──────── THE RECORDS

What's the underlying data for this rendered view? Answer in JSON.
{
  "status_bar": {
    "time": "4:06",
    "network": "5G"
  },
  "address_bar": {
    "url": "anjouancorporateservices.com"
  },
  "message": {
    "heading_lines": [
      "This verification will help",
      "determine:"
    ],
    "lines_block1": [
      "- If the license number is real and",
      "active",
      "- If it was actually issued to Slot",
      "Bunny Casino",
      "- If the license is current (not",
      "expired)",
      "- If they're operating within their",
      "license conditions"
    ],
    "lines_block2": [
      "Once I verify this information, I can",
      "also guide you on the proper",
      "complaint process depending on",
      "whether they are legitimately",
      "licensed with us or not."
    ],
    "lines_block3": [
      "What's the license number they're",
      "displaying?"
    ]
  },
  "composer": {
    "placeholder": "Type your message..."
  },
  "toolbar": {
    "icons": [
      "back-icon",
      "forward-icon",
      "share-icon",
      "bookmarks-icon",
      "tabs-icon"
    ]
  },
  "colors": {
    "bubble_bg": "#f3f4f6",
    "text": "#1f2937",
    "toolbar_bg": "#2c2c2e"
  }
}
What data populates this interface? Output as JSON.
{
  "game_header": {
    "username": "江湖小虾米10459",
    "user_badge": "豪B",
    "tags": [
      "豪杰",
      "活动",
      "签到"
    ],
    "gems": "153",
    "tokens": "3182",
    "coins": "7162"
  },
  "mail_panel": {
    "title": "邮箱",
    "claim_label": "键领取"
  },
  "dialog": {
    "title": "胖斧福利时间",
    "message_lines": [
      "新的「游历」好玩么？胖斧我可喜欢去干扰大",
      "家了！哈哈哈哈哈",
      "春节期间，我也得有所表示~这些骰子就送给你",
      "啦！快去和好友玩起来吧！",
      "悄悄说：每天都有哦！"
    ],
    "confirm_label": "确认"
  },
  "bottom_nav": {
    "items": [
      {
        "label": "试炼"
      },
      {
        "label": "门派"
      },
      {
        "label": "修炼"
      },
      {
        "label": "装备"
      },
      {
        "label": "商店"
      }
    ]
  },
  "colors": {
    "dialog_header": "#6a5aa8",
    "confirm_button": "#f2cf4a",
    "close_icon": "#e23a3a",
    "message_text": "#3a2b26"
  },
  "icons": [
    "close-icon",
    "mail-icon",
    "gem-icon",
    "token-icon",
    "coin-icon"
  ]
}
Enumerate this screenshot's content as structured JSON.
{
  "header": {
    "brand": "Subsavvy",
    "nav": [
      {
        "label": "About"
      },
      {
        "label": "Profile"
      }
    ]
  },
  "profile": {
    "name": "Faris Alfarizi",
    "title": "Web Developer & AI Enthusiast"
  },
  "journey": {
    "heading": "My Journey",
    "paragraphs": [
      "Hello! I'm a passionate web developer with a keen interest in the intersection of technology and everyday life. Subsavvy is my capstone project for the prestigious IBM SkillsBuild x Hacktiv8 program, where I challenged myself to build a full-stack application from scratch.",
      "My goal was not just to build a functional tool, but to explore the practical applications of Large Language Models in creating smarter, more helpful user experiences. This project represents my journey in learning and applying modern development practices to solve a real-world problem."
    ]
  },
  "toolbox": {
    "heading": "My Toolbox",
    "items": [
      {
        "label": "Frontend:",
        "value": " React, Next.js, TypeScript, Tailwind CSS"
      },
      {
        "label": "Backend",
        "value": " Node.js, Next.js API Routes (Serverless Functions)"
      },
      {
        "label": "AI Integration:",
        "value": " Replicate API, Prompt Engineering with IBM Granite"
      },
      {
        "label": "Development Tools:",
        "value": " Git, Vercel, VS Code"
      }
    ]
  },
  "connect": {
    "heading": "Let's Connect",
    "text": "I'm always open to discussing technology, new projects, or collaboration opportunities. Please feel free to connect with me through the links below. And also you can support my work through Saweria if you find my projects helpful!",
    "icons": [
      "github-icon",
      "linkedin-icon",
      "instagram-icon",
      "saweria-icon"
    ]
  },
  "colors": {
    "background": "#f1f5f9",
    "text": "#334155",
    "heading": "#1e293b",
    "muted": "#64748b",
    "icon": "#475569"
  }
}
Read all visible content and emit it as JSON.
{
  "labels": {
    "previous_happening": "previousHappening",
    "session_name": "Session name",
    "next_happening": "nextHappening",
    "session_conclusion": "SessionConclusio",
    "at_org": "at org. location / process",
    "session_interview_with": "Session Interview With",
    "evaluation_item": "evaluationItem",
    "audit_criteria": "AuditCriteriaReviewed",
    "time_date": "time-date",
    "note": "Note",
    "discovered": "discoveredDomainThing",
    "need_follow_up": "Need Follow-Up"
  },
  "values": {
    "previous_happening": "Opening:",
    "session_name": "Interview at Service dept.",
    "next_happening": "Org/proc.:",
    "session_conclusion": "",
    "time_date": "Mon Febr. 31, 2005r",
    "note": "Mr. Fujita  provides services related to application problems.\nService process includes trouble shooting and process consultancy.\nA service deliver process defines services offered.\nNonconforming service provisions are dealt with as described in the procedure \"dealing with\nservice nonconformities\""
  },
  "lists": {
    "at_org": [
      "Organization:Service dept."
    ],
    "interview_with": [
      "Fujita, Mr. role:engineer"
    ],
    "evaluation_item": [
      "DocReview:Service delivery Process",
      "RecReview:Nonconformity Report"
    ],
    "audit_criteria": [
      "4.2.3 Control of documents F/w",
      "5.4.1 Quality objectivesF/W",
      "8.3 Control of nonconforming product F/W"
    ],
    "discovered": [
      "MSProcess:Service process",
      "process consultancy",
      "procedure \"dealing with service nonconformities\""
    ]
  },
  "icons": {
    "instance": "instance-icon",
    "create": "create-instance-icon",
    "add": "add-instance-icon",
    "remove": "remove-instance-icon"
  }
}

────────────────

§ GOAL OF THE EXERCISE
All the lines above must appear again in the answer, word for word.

§ WRITTEN SOLUTION
What's the underlying data for this rendered view? Answer in JSON.
{
  "status_bar": {
    "time": "4:06",
    "network": "5G"
  },
  "address_bar": {
    "url": "anjouancorporateservices.com"
  },
  "message": {
    "heading_lines": [
      "This verification will help",
      "determine:"
    ],
    "lines_block1": [
      "- If the license number is real and",
      "active",
      "- If it was actually issued to Slot",
      "Bunny Casino",
      "- If the license is current (not",
      "expired)",
      "- If they're operating within their",
      "license conditions"
    ],
    "lines_block2": [
      "Once I verify this information, I can",
      "also guide you on the proper",
      "complaint process depending on",
      "whether they are legitimately",
      "licensed with us or not."
    ],
    "lines_block3": [
      "What's the license number they're",
      "displaying?"
    ]
  },
  "composer": {
    "placeholder": "Type your message..."
  },
  "toolbar": {
    "icons": [
      "back-icon",
      "forward-icon",
      "share-icon",
      "bookmarks-icon",
      "tabs-icon"
    ]
  },
  "colors": {
    "bubble_bg": "#f3f4f6",
    "text": "#1f2937",
    "toolbar_bg": "#2c2c2e"
  }
}
What data populates this interface? Output as JSON.
{
  "game_header": {
    "username": "江湖小虾米10459",
    "user_badge": "豪B",
    "tags": [
      "豪杰",
      "活动",
      "签到"
    ],
    "gems": "153",
    "tokens": "3182",
    "coins": "7162"
  },
  "mail_panel": {
    "title": "邮箱",
    "claim_label": "键领取"
  },
  "dialog": {
    "title": "胖斧福利时间",
    "message_lines": [
      "新的「游历」好玩么？胖斧我可喜欢去干扰大",
      "家了！哈哈哈哈哈",
      "春节期间，我也得有所表示~这些骰子就送给你",
      "啦！快去和好友玩起来吧！",
      "悄悄说：每天都有哦！"
    ],
    "confirm_label": "确认"
  },
  "bottom_nav": {
    "items": [
      {
        "label": "试炼"
      },
      {
        "label": "门派"
      },
      {
        "label": "修炼"
      },
      {
        "label": "装备"
      },
      {
        "label": "商店"
      }
    ]
  },
  "colors": {
    "dialog_header": "#6a5aa8",
    "confirm_button": "#f2cf4a",
    "close_icon": "#e23a3a",
    "message_text": "#3a2b26"
  },
  "icons": [
    "close-icon",
    "mail-icon",
    "gem-icon",
    "token-icon",
    "coin-icon"
  ]
}
Enumerate this screenshot's content as structured JSON.
{
  "header": {
    "brand": "Subsavvy",
    "nav": [
      {
        "label": "About"
      },
      {
        "label": "Profile"
      }
    ]
  },
  "profile": {
    "name": "Faris Alfarizi",
    "title": "Web Developer & AI Enthusiast"
  },
  "journey": {
    "heading": "My Journey",
    "paragraphs": [
      "Hello! I'm a passionate web developer with a keen interest in the intersection of technology and everyday life. Subsavvy is my capstone project for the prestigious IBM SkillsBuild x Hacktiv8 program, where I challenged myself to build a full-stack application from scratch.",
      "My goal was not just to build a functional tool, but to explore the practical applications of Large Language Models in creating smarter, more helpful user experiences. This project represents my journey in learning and applying modern development practices to solve a real-world problem."
    ]
  },
  "toolbox": {
    "heading": "My Toolbox",
    "items": [
      {
        "label": "Frontend:",
        "value": " React, Next.js, TypeScript, Tailwind CSS"
      },
      {
        "label": "Backend",
        "value": " Node.js, Next.js API Routes (Serverless Functions)"
      },
      {
        "label": "AI Integration:",
        "value": " Replicate API, Prompt Engineering with IBM Granite"
      },
      {
        "label": "Development Tools:",
        "value": " Git, Vercel, VS Code"
      }
    ]
  },
  "connect": {
    "heading": "Let's Connect",
    "text": "I'm always open to discussing technology, new projects, or collaboration opportunities. Please feel free to connect with me through the links below. And also you can support my work through Saweria if you find my projects helpful!",
    "icons": [
      "github-icon",
      "linkedin-icon",
      "instagram-icon",
      "saweria-icon"
    ]
  },
  "colors": {
    "background": "#f1f5f9",
    "text": "#334155",
    "heading": "#1e293b",
    "muted": "#64748b",
    "icon": "#475569"
  }
}
Read all visible content and emit it as JSON.
{
  "labels": {
    "previous_happening": "previousHappening",
    "session_name": "Session name",
    "next_happening": "nextHappening",
    "session_conclusion": "SessionConclusio",
    "at_org": "at org. location / process",
    "session_interview_with": "Session Interview With",
    "evaluation_item": "evaluationItem",
    "audit_criteria": "AuditCriteriaReviewed",
    "time_date": "time-date",
    "note": "Note",
    "discovered": "discoveredDomainThing",
    "need_follow_up": "Need Follow-Up"
  },
  "values": {
    "previous_happening": "Opening:",
    "session_name": "Interview at Service dept.",
    "next_happening": "Org/proc.:",
    "session_conclusion": "",
    "time_date": "Mon Febr. 31, 2005r",
    "note": "Mr. Fujita  provides services related to application problems.\nService process includes trouble shooting and process consultancy.\nA service deliver process defines services offered.\nNonconforming service provisions are dealt with as described in the procedure \"dealing with\nservice nonconformities\""
  },
  "lists": {
    "at_org": [
      "Organization:Service dept."
    ],
    "interview_with": [
      "Fujita, Mr. role:engineer"
    ],
    "evaluation_item": [
      "DocReview:Service delivery Process",
      "RecReview:Nonconformity Report"
    ],
    "audit_criteria": [
      "4.2.3 Control of documents F/w",
      "5.4.1 Quality objectivesF/W",
      "8.3 Control of nonconforming product F/W"
    ],
    "discovered": [
      "MSProcess:Service process",
      "process consultancy",
      "procedure \"dealing with service nonconformities\""
    ]
  },
  "icons": {
    "instance": "instance-icon",
    "create": "create-instance-icon",
    "add": "add-instance-icon",
    "remove": "remove-instance-icon"
  }
}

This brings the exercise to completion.